Those offices operate under a special oversight regime established after a major scandal in 2008 over financial and technology transfers in North Korea, to ensure that money and goods do not end up in the regime’s nuclear programs.
WIPO’s payment of $52,638 to a Chinese supplier and installer for the computer shipment, however, did not go through. It was blocked at the beginning of March by Bank of America, the host bank for UN accounts in China, on grounds that the money transfer for goods shipped to North Korea was a possible violation of U.S. Treasury rules.
The computer equipment itemized in WIPO’s work plans for the installation was manufactured by Hewlett-Packard.
In a legal memorandum delivered to the diplomats in Geneva, WIPO said the shipment was nothing more than “part of WIPO’s technical assistance program” with North Korea, which is completely above board and consisted of “general computer technology” that “does not violate any UN Security Council sanctions.”
The memo acknowledged that payment for the shipment had been stopped due to U.S. laws “enacted in part to implement” the binding UN sanctions.
But it also declared that WIPO, “as an international organization, is not bound by the U.S. national law in this matter” and was still looking for ways to pay for the shipment.
The agency has since said it found a way to pay for the goods through other channels that did not involve U.S. banks.
The WIPO legal memo made no mention of contact with or notification of UN sanctions committees that monitor the restrictions on North Korea before the shipment was delivered.
The most recent Security Council resolution, passed in June 2009, specifically calls on “all States, relevant United Nations bodies and other interested parties, to cooperate fully” with the sanctions committee and its panel of experts, “in particular by supplying any information at their disposal on the implementation of the measures imposed by resolution 1718 (2006) [the previous sanctions measure] and this resolution.”

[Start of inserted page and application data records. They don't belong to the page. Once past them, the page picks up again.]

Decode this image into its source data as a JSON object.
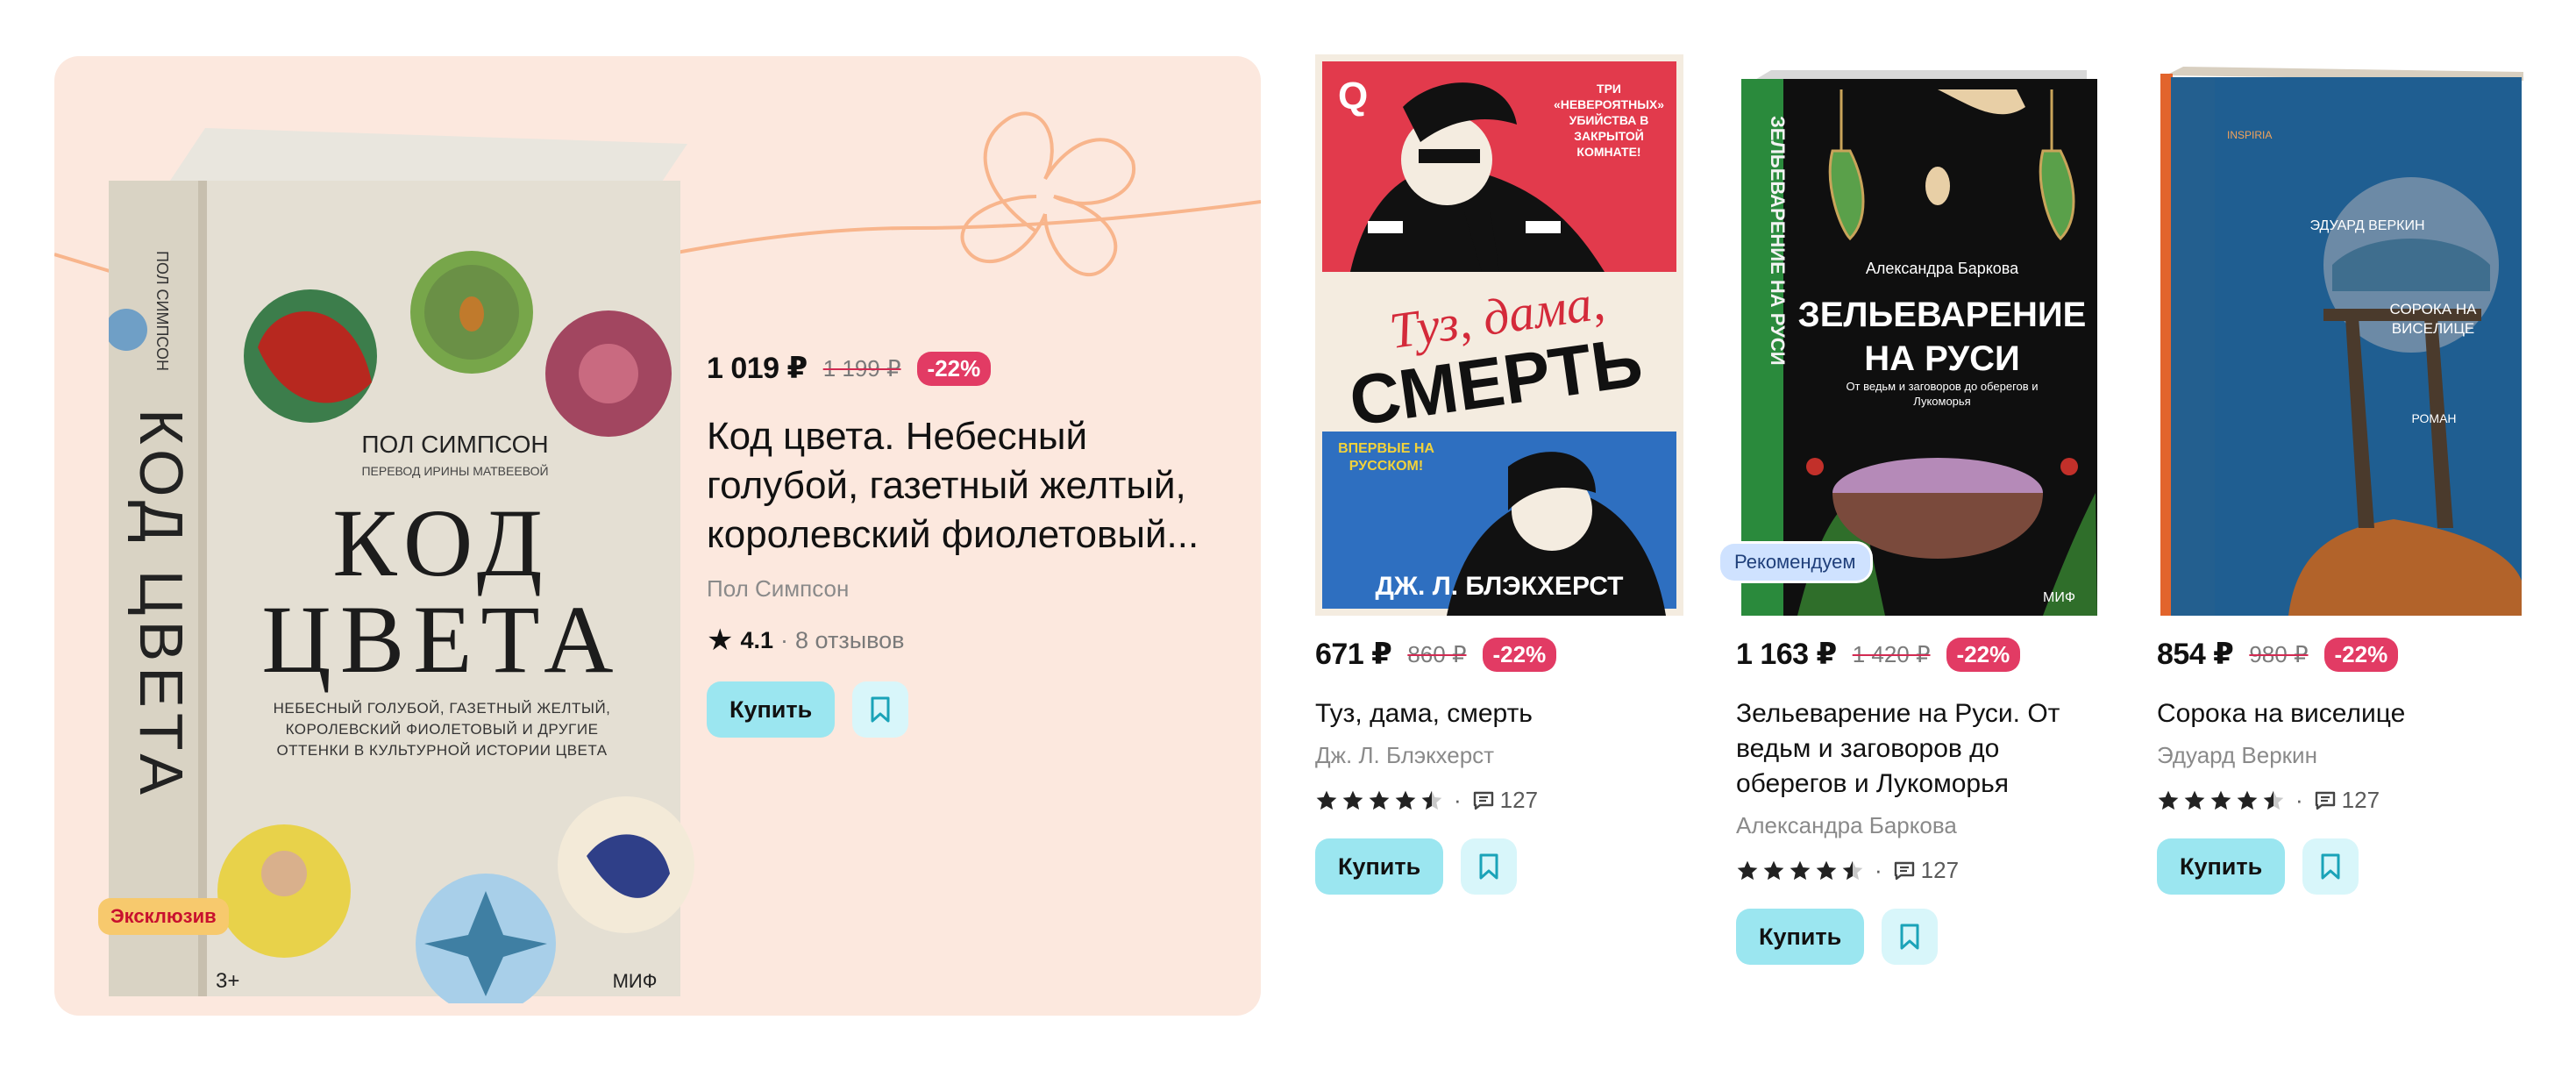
{
  "featured": {
    "badge": "Эксклюзив",
    "price": "1 019 ₽",
    "old_price": "1 199 ₽",
    "discount": "-22%",
    "title": "Код цвета. Небесный голубой, газетный желтый, королевский фиолетовый...",
    "author": "Пол Симпсон",
    "rating": "4.1",
    "reviews": "8 отзывов",
    "buy_label": "Купить",
    "cover": {
      "author": "ПОЛ СИМПСОН",
      "translator": "ПЕРЕВОД ИРИНЫ МАТВЕЕВОЙ",
      "title_line1": "КОД",
      "title_line2": "ЦВЕТА",
      "subtitle": "НЕБЕСНЫЙ ГОЛУБОЙ, ГАЗЕТНЫЙ ЖЕЛТЫЙ, КОРОЛЕВСКИЙ ФИОЛЕТОВЫЙ И ДРУГИЕ ОТТЕНКИ В КУЛЬТУРНОЙ ИСТОРИИ ЦВЕТА",
      "spine_author": "ПОЛ СИМПСОН",
      "spine_title": "КОД ЦВЕТА",
      "publisher": "МИФ",
      "age": "3+"
    }
  },
  "cards": [
    {
      "price": "671 ₽",
      "old_price": "860 ₽",
      "discount": "-22%",
      "title": "Туз, дама, смерть",
      "author": "Дж. Л. Блэкхерст",
      "rating_stars": 4.5,
      "reviews": "127",
      "buy_label": "Купить",
      "cover": {
        "tagline": "ТРИ «НЕВЕРОЯТНЫХ» УБИЙСТВА В ЗАКРЫТОЙ КОМНАТЕ!",
        "title_script": "Туз, дама,",
        "title_main": "СМЕРТЬ",
        "first_time": "ВПЕРВЫЕ НА РУССКОМ!",
        "author": "ДЖ. Л. БЛЭКХЕРСТ",
        "corner_q": "Q"
      }
    },
    {
      "badge": "Рекомендуем",
      "price": "1 163 ₽",
      "old_price": "1 420 ₽",
      "discount": "-22%",
      "title": "Зельеварение на Руси. От ведьм и заговоров до оберегов и Лукоморья",
      "author": "Александра Баркова",
      "rating_stars": 4.5,
      "reviews": "127",
      "buy_label": "Купить",
      "cover": {
        "author": "Александра Баркова",
        "title_line1": "ЗЕЛЬЕВАРЕНИЕ",
        "title_line2": "НА РУСИ",
        "subtitle": "От ведьм и заговоров до оберегов и Лукоморья",
        "spine": "ЗЕЛЬЕВАРЕНИЕ НА РУСИ",
        "publisher": "МИФ"
      }
    },
    {
      "price": "854 ₽",
      "old_price": "980 ₽",
      "discount": "-22%",
      "title": "Сорока на виселице",
      "author": "Эдуард Веркин",
      "rating_stars": 4.5,
      "reviews": "127",
      "buy_label": "Купить",
      "cover": {
        "imprint": "INSPIRIA",
        "author": "ЭДУАРД ВЕРКИН",
        "title": "СОРОКА НА ВИСЕЛИЦЕ",
        "genre": "РОМАН"
      }
    }
  ],
  "colors": {
    "featured_bg": "#fce8de",
    "discount": "#e23b64",
    "buy_button": "#9be6f0",
    "fav_button": "#d8f6fa"
  }
}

According to George Lopez, a professor of political science at Notre Dame University, who served on the North Korea sanctions panel of experts from November 2010 to July 2011, WIPO’s lack of communication with the sanctions committee is a puzzle.
"Were I still on the panel of experts,” he said, “I am sure some of us would insist that the UN secretariat issue a memo to all agencies reminding them that no movement of goods or individual experts into a sanctions state should occur without some exchange of ideas and views with the panel and/or the UN sanctions committee for that case.”
Lopez also pointed out that the UN sanctions against North Korea prohibit the shipment of “luxury goods” to the regime and even if they did not qualify in any other way, the computers sent to Pyongyang fit that description.
“The Japanese have actually arrested and indicted people who have illegally exported computers to the DPRK in at least two instances,” he said, citing reports of a shipment to a North Korean computer center believed to be a focal point for hacking attacks on South Korea.
According to Victor Comras, member of a UN panel of experts from 2009 to 2010, “something is not kosher when a UN agency takes advantage of being immune to knowingly violate U.S. laws.”
“They are walking through the cracks and loopholes of the sanctions regulations,” he told said. “There should be some recognition that international organizations themselves are obliged to follow the rules.”
“It clearly has hurt the credibility of the U.N. and its sanctions. To what end?”
George Russell is executive editor of Fox News and can be found on Twitter@GeorgeRussell